If you’ve ever tried your hand at podcasting, you’ve undoubtedly been through your share of frustration with microphones, sound settings, recording applications, and Skype dropped calls. Well I can’t solve all your problems right here, but I think I can help with one.
SoundSource is a freeware app from the great developers at Rogue Amoeba. Quite simply, SoundSource sits on your toolbar at the top right of your screen, and allows you to switch between different audio input and output devices. It may seem unnecessary, but after trying to dig through numerous system preference menus just to switch between your built in mic and usb headset, SoundSource is a welcome simplification of the process. SoundSource is available from Rogue Amoeba for free.
In my ideal world Apple would have a gaming platform to rival the likes of Microsoft, Sony and Nintendo. Alas, they don’t, so we must look elsewhere. My personal preference is the Xbox 360, an excellent gaming console with rich multimedia capabilities.
When I first got my Xbox 360 back in December of 2005, getting it to communicate with a Mac was impossible. Now we have Connect360 from Nulriver, recently updated to version 3.1. Connect360 is a simple but effective piece of software that allows media connectivity between your 360 and your Mac.
Recently a friend recommended an application to review called Witch.
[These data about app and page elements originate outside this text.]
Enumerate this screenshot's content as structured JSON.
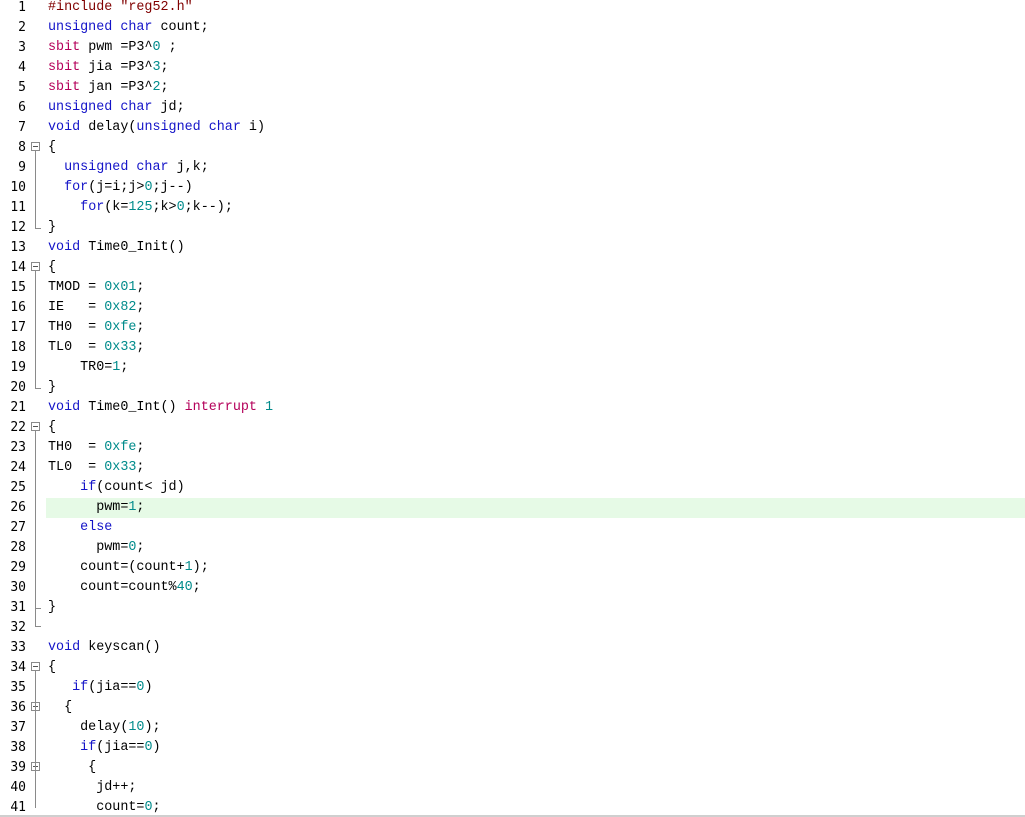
{
  "editor": {
    "language": "C (Keil 8051)",
    "highlight_color": "#e6fae6",
    "keyword_color": "#1414c8",
    "number_color": "#008b8b",
    "preprocessor_color": "#800000",
    "special_keyword_color": "#b4005a",
    "highlighted_line": 26,
    "lines": [
      {
        "n": "1",
        "tokens": [
          {
            "t": "#include \"reg52.h\"",
            "c": "pp"
          }
        ]
      },
      {
        "n": "2",
        "tokens": [
          {
            "t": "unsigned char",
            "c": "kw"
          },
          {
            "t": " count;",
            "c": "id"
          }
        ]
      },
      {
        "n": "3",
        "tokens": [
          {
            "t": "sbit",
            "c": "sb"
          },
          {
            "t": " pwm =P3^",
            "c": "id"
          },
          {
            "t": "0",
            "c": "num"
          },
          {
            "t": " ;",
            "c": "id"
          }
        ]
      },
      {
        "n": "4",
        "tokens": [
          {
            "t": "sbit",
            "c": "sb"
          },
          {
            "t": " jia =P3^",
            "c": "id"
          },
          {
            "t": "3",
            "c": "num"
          },
          {
            "t": ";",
            "c": "id"
          }
        ]
      },
      {
        "n": "5",
        "tokens": [
          {
            "t": "sbit",
            "c": "sb"
          },
          {
            "t": " jan =P3^",
            "c": "id"
          },
          {
            "t": "2",
            "c": "num"
          },
          {
            "t": ";",
            "c": "id"
          }
        ]
      },
      {
        "n": "6",
        "tokens": [
          {
            "t": "unsigned char",
            "c": "kw"
          },
          {
            "t": " jd;",
            "c": "id"
          }
        ]
      },
      {
        "n": "7",
        "tokens": [
          {
            "t": "void",
            "c": "kw"
          },
          {
            "t": " delay(",
            "c": "id"
          },
          {
            "t": "unsigned char",
            "c": "kw"
          },
          {
            "t": " i)",
            "c": "id"
          }
        ]
      },
      {
        "n": "8",
        "tokens": [
          {
            "t": "{",
            "c": "id"
          }
        ]
      },
      {
        "n": "9",
        "tokens": [
          {
            "t": "  ",
            "c": "id"
          },
          {
            "t": "unsigned char",
            "c": "kw"
          },
          {
            "t": " j,k;",
            "c": "id"
          }
        ]
      },
      {
        "n": "10",
        "tokens": [
          {
            "t": "  ",
            "c": "id"
          },
          {
            "t": "for",
            "c": "kw"
          },
          {
            "t": "(j=i;j>",
            "c": "id"
          },
          {
            "t": "0",
            "c": "num"
          },
          {
            "t": ";j--)",
            "c": "id"
          }
        ]
      },
      {
        "n": "11",
        "tokens": [
          {
            "t": "    ",
            "c": "id"
          },
          {
            "t": "for",
            "c": "kw"
          },
          {
            "t": "(k=",
            "c": "id"
          },
          {
            "t": "125",
            "c": "num"
          },
          {
            "t": ";k>",
            "c": "id"
          },
          {
            "t": "0",
            "c": "num"
          },
          {
            "t": ";k--);",
            "c": "id"
          }
        ]
      },
      {
        "n": "12",
        "tokens": [
          {
            "t": "}",
            "c": "id"
          }
        ]
      },
      {
        "n": "13",
        "tokens": [
          {
            "t": "void",
            "c": "kw"
          },
          {
            "t": " Time0_Init()",
            "c": "id"
          }
        ]
      },
      {
        "n": "14",
        "tokens": [
          {
            "t": "{",
            "c": "id"
          }
        ]
      },
      {
        "n": "15",
        "tokens": [
          {
            "t": "TMOD = ",
            "c": "id"
          },
          {
            "t": "0x01",
            "c": "num"
          },
          {
            "t": ";",
            "c": "id"
          }
        ]
      },
      {
        "n": "16",
        "tokens": [
          {
            "t": "IE   = ",
            "c": "id"
          },
          {
            "t": "0x82",
            "c": "num"
          },
          {
            "t": ";",
            "c": "id"
          }
        ]
      },
      {
        "n": "17",
        "tokens": [
          {
            "t": "TH0  = ",
            "c": "id"
          },
          {
            "t": "0xfe",
            "c": "num"
          },
          {
            "t": ";",
            "c": "id"
          }
        ]
      },
      {
        "n": "18",
        "tokens": [
          {
            "t": "TL0  = ",
            "c": "id"
          },
          {
            "t": "0x33",
            "c": "num"
          },
          {
            "t": ";",
            "c": "id"
          }
        ]
      },
      {
        "n": "19",
        "tokens": [
          {
            "t": "    TR0=",
            "c": "id"
          },
          {
            "t": "1",
            "c": "num"
          },
          {
            "t": ";",
            "c": "id"
          }
        ]
      },
      {
        "n": "20",
        "tokens": [
          {
            "t": "}",
            "c": "id"
          }
        ]
      },
      {
        "n": "21",
        "tokens": [
          {
            "t": "void",
            "c": "kw"
          },
          {
            "t": " Time0_Int() ",
            "c": "id"
          },
          {
            "t": "interrupt",
            "c": "sb"
          },
          {
            "t": " ",
            "c": "id"
          },
          {
            "t": "1",
            "c": "num"
          }
        ]
      },
      {
        "n": "22",
        "tokens": [
          {
            "t": "{",
            "c": "id"
          }
        ]
      },
      {
        "n": "23",
        "tokens": [
          {
            "t": "TH0  = ",
            "c": "id"
          },
          {
            "t": "0xfe",
            "c": "num"
          },
          {
            "t": ";",
            "c": "id"
          }
        ]
      },
      {
        "n": "24",
        "tokens": [
          {
            "t": "TL0  = ",
            "c": "id"
          },
          {
            "t": "0x33",
            "c": "num"
          },
          {
            "t": ";",
            "c": "id"
          }
        ]
      },
      {
        "n": "25",
        "tokens": [
          {
            "t": "    ",
            "c": "id"
          },
          {
            "t": "if",
            "c": "kw"
          },
          {
            "t": "(count< jd)",
            "c": "id"
          }
        ]
      },
      {
        "n": "26",
        "tokens": [
          {
            "t": "      pwm=",
            "c": "id"
          },
          {
            "t": "1",
            "c": "num"
          },
          {
            "t": ";",
            "c": "id"
          }
        ]
      },
      {
        "n": "27",
        "tokens": [
          {
            "t": "    ",
            "c": "id"
          },
          {
            "t": "else",
            "c": "kw"
          }
        ]
      },
      {
        "n": "28",
        "tokens": [
          {
            "t": "      pwm=",
            "c": "id"
          },
          {
            "t": "0",
            "c": "num"
          },
          {
            "t": ";",
            "c": "id"
          }
        ]
      },
      {
        "n": "29",
        "tokens": [
          {
            "t": "    count=(count+",
            "c": "id"
          },
          {
            "t": "1",
            "c": "num"
          },
          {
            "t": ");",
            "c": "id"
          }
        ]
      },
      {
        "n": "30",
        "tokens": [
          {
            "t": "    count=count%",
            "c": "id"
          },
          {
            "t": "40",
            "c": "num"
          },
          {
            "t": ";",
            "c": "id"
          }
        ]
      },
      {
        "n": "31",
        "tokens": [
          {
            "t": "}",
            "c": "id"
          }
        ]
      },
      {
        "n": "32",
        "tokens": []
      },
      {
        "n": "33",
        "tokens": [
          {
            "t": "void",
            "c": "kw"
          },
          {
            "t": " keyscan()",
            "c": "id"
          }
        ]
      },
      {
        "n": "34",
        "tokens": [
          {
            "t": "{",
            "c": "id"
          }
        ]
      },
      {
        "n": "35",
        "tokens": [
          {
            "t": "   ",
            "c": "id"
          },
          {
            "t": "if",
            "c": "kw"
          },
          {
            "t": "(jia==",
            "c": "id"
          },
          {
            "t": "0",
            "c": "num"
          },
          {
            "t": ")",
            "c": "id"
          }
        ]
      },
      {
        "n": "36",
        "tokens": [
          {
            "t": "  {",
            "c": "id"
          }
        ]
      },
      {
        "n": "37",
        "tokens": [
          {
            "t": "    delay(",
            "c": "id"
          },
          {
            "t": "10",
            "c": "num"
          },
          {
            "t": ");",
            "c": "id"
          }
        ]
      },
      {
        "n": "38",
        "tokens": [
          {
            "t": "    ",
            "c": "id"
          },
          {
            "t": "if",
            "c": "kw"
          },
          {
            "t": "(jia==",
            "c": "id"
          },
          {
            "t": "0",
            "c": "num"
          },
          {
            "t": ")",
            "c": "id"
          }
        ]
      },
      {
        "n": "39",
        "tokens": [
          {
            "t": "     {",
            "c": "id"
          }
        ]
      },
      {
        "n": "40",
        "tokens": [
          {
            "t": "      jd++;",
            "c": "id"
          }
        ]
      },
      {
        "n": "41",
        "tokens": [
          {
            "t": "      count=",
            "c": "id"
          },
          {
            "t": "0",
            "c": "num"
          },
          {
            "t": ";",
            "c": "id"
          }
        ]
      }
    ]
  }
}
Witch is a small application that lets users quickly and easily switch between every open file or window on their Mac. You might be wondering why you would need such an application, sinse every Mac now comes with ExposÃƒ©. This is a common misunderstanding, because Witch makes application switching flawless, while ExposÃƒ© gives the user an unorganized thumbnail view of all their open applications.
There are many times in the day where you might find yourself stuck with the task of resizing images. Maybe you’re working on a website, or a blog post. If you need to re-size (or scale) multiple images at a time, that could pose even more of a problem and take up precious time.
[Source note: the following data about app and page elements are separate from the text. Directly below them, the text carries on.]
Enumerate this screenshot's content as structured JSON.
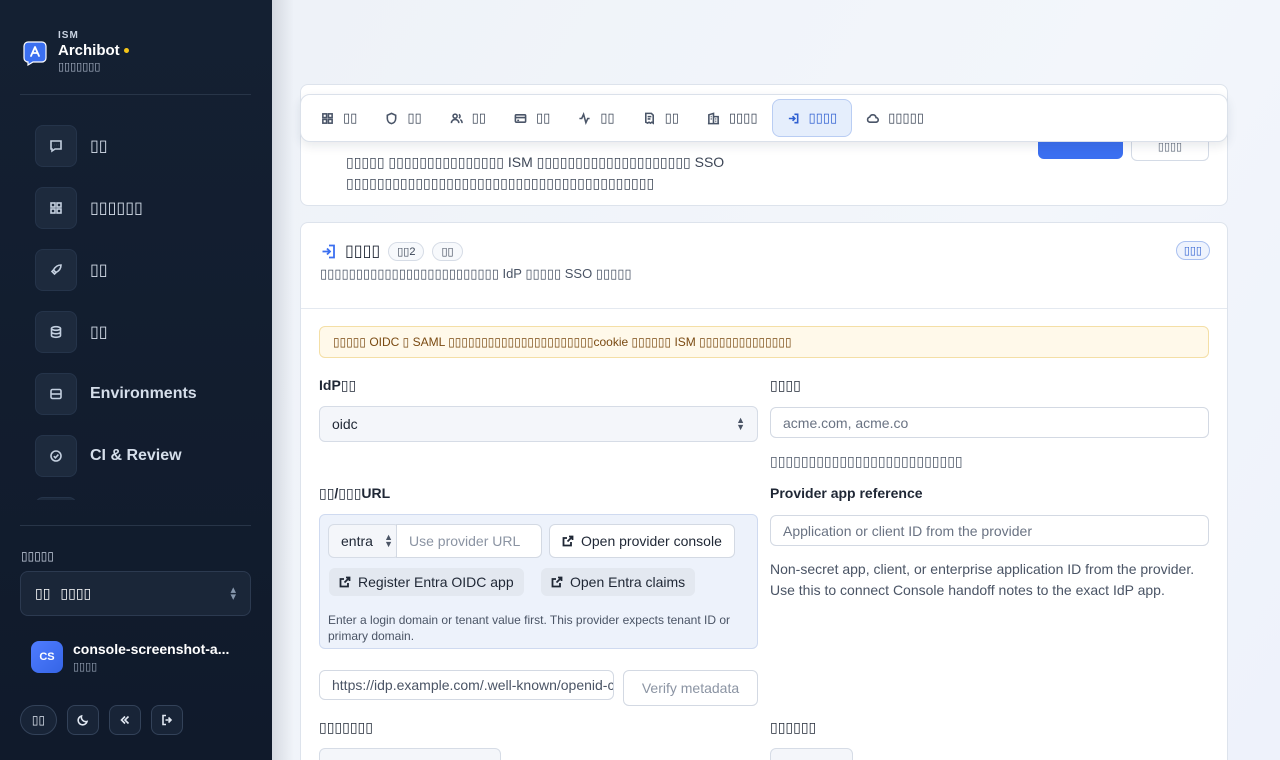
{
  "brand": {
    "eyebrow": "ISM",
    "title": "Archibot",
    "subtitle": "▯▯▯▯▯▯▯"
  },
  "nav": [
    {
      "label": "▯▯",
      "icon": "chat-icon"
    },
    {
      "label": "▯▯▯▯▯▯",
      "icon": "grid-icon"
    },
    {
      "label": "▯▯",
      "icon": "rocket-icon"
    },
    {
      "label": "▯▯",
      "icon": "database-icon"
    },
    {
      "label": "Environments",
      "icon": "server-icon"
    },
    {
      "label": "CI & Review",
      "icon": "check-circle-icon"
    }
  ],
  "workspace": {
    "label": "▯▯▯▯▯",
    "flag": "▯▯",
    "name": "▯▯▯▯"
  },
  "user": {
    "initials": "CS",
    "name": "console-screenshot-a...",
    "role": "▯▯▯▯"
  },
  "footer_buttons": {
    "lang": "▯▯"
  },
  "tabs": [
    {
      "label": "▯▯",
      "icon": "grid-icon",
      "active": false
    },
    {
      "label": "▯▯",
      "icon": "shield-icon",
      "active": false
    },
    {
      "label": "▯▯",
      "icon": "users-icon",
      "active": false
    },
    {
      "label": "▯▯",
      "icon": "card-icon",
      "active": false
    },
    {
      "label": "▯▯",
      "icon": "activity-icon",
      "active": false
    },
    {
      "label": "▯▯",
      "icon": "receipt-icon",
      "active": false
    },
    {
      "label": "▯▯▯▯",
      "icon": "building-icon",
      "active": false
    },
    {
      "label": "▯▯▯▯",
      "icon": "login-icon",
      "active": true
    },
    {
      "label": "▯▯▯▯▯",
      "icon": "cloud-icon",
      "active": false
    }
  ],
  "top_card": {
    "description": "▯▯▯▯▯ ▯▯▯▯▯▯▯▯▯▯▯▯▯▯▯ ISM ▯▯▯▯▯▯▯▯▯▯▯▯▯▯▯▯▯▯▯▯ SSO ▯▯▯▯▯▯▯▯▯▯▯▯▯▯▯▯▯▯▯▯▯▯▯▯▯▯▯▯▯▯▯▯▯▯▯▯▯▯▯▯",
    "secondary_button": "▯▯▯▯"
  },
  "sso": {
    "title": "▯▯▯▯",
    "count_pill": "▯▯2",
    "status_pill": "▯▯",
    "right_pill": "▯▯▯",
    "description": "▯▯▯▯▯▯▯▯▯▯▯▯▯▯▯▯▯▯▯▯▯▯▯▯▯ IdP ▯▯▯▯▯ SSO ▯▯▯▯▯",
    "warning": "▯▯▯▯▯ OIDC ▯ SAML ▯▯▯▯▯▯▯▯▯▯▯▯▯▯▯▯▯▯▯▯▯▯cookie ▯▯▯▯▯▯ ISM ▯▯▯▯▯▯▯▯▯▯▯▯▯▯",
    "idp_type_label": "IdP▯▯",
    "idp_type_value": "oidc",
    "domains_label": "▯▯▯▯",
    "domains_placeholder": "acme.com, acme.co",
    "domains_help": "▯▯▯▯▯▯▯▯▯▯▯▯▯▯▯▯▯▯▯▯▯▯▯▯▯",
    "provider_url_label": "▯▯/▯▯▯URL",
    "provider_select": "entra",
    "provider_url_placeholder": "Use provider URL",
    "open_console": "Open provider console",
    "register_app": "Register Entra OIDC app",
    "open_claims": "Open Entra claims",
    "provider_help": "Enter a login domain or tenant value first. This provider expects tenant ID or primary domain.",
    "app_ref_label": "Provider app reference",
    "app_ref_placeholder": "Application or client ID from the provider",
    "app_ref_help": "Non-secret app, client, or enterprise application ID from the provider. Use this to connect Console handoff notes to the exact IdP app.",
    "metadata_url": "https://idp.example.com/.well-known/openid-configuration",
    "verify_metadata": "Verify metadata",
    "bottom_left_label": "▯▯▯▯▯▯▯",
    "bottom_right_label": "▯▯▯▯▯▯"
  },
  "colors": {
    "accent": "#3b6ff0",
    "sidebar": "#142032",
    "warning_bg": "#fff9ea"
  }
}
Last year, when I was still relatively new to the Mac, I found myself needing a way to scale a handful of images. I had absolutely no idea where to start, or if there was a way to scale images right within OS X. My answer came during MacHeist, when I received the application QuickScale.
Fatal error: Allowed memory size of 33554432 bytes exhausted (tried to allocate 696565 bytes) in /home/longhorn/public_html/macapper.com/wp-includes/functions.php on line 251